And I know for Matthew and Andy, those guys really bonded over Alice and Chains and Pearl Jam and Nirvana and all that stuff. So, yeah, we definitely love all that stuff, and it's funny, because we always get compared to Eyehategod and Crowbar — bands like that from the South, just because we're from Louisiana, and the music we play has feedback and screaming and blah blah blah. And we definitely take something from those bands, but I always tell people that I think we take a lot more from grunge bands — from that spirit and that emotional feeling — than we do from the Eyehategods or whatever.
NPR: This past week, I've interviewed both David Bazan and Damien Jurado about their live covers from around the turn of the millennium. Oddly enough, both prefigured some of their darkest albums (Control and Ghost of David, respectively). Aesthetically, Thou is already pretty damn dark and bleak, but does this song inhabit a certain frame of mind for you?
BF: Yes, but in more the sense that — what's the cliché? "The darkest hour before the dawn." All the stuff around when we recorded that cover and when we recorded Summit — that whole era for us, all that music was us trying to sort of write more of a positive record. Not that it sort of overtly comes across as a positive record, but thematically and emotionally, it's trying to push toward something.
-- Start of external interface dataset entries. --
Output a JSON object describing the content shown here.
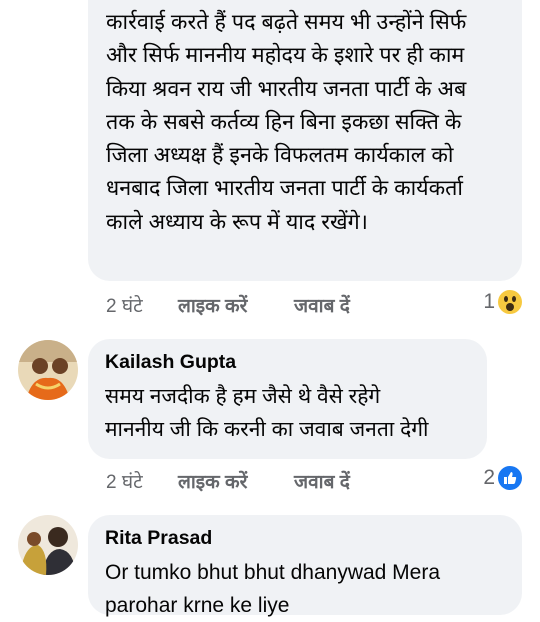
{
  "comments": [
    {
      "lines": [
        "कार्रवाई करते हैं पद बढ़ते समय भी उन्होंने सिर्फ",
        "और सिर्फ माननीय महोदय के इशारे पर ही काम",
        "किया श्रवन राय जी भारतीय जनता पार्टी के अब",
        "तक के सबसे कर्तव्य हिन बिना इकछा सक्ति के",
        "जिला अध्यक्ष हैं इनके विफलतम कार्यकाल को",
        "धनबाद जिला भारतीय जनता पार्टी के कार्यकर्ता",
        "काले अध्याय के रूप में याद रखेंगे।"
      ],
      "time": "2 घंटे",
      "like_label": "लाइक करें",
      "reply_label": "जवाब दें",
      "reaction_count": "1",
      "reaction_icon": "wow-reaction-icon"
    },
    {
      "author": "Kailash Gupta",
      "lines": [
        "समय नजदीक है हम जैसे थे वैसे रहेगे",
        "माननीय जी कि करनी का जवाब जनता देगी"
      ],
      "time": "2 घंटे",
      "like_label": "लाइक करें",
      "reply_label": "जवाब दें",
      "reaction_count": "2",
      "reaction_icon": "like-reaction-icon"
    },
    {
      "author": "Rita Prasad",
      "lines": [
        "Or tumko bhut bhut dhanywad Mera",
        "parohar krne ke liye"
      ]
    }
  ],
  "colors": {
    "bubble": "#f0f2f5",
    "meta_text": "#65676b",
    "like_blue": "#1877f2",
    "wow_yellow": "#f7c940"
  }
}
And I feel like that's where that Nirvana cover embodies that spirit, as far as being at the very bottom and having to push your way out of that and move forward. I feel like that song really brings about emotions of just being completely crushed and obliterated, and now the only thing you can do is dig yourself out of that hole and rebuild yourself.
NPR: Does "Something in the Way" mean something different now from when you first heard it?
BF: I don't know if it necessarily means something different for me, but I feel like it's been... The feeling of alienation and melancholy and desperation that I find when I listen to that song — when I listen to a lot of Nirvana songs — has sort of been reaffirmed. I mean, I'm not as socially maladjusted now as I was when I was in high school and first started listening to Nirvana. But I feel like, even so, my personal beliefs and my interactions with people and the idea of being let down a lot of times by other people, or feeling like you can't fit in — I feel like that's just sort of been reaffirmed and maybe colored in a more complex way. I wouldn't necessarily say the song means something different, but I would say the emotions and the way I look at it are a lot more complicated than they were; a lot more developed, while still retaining those same feelings.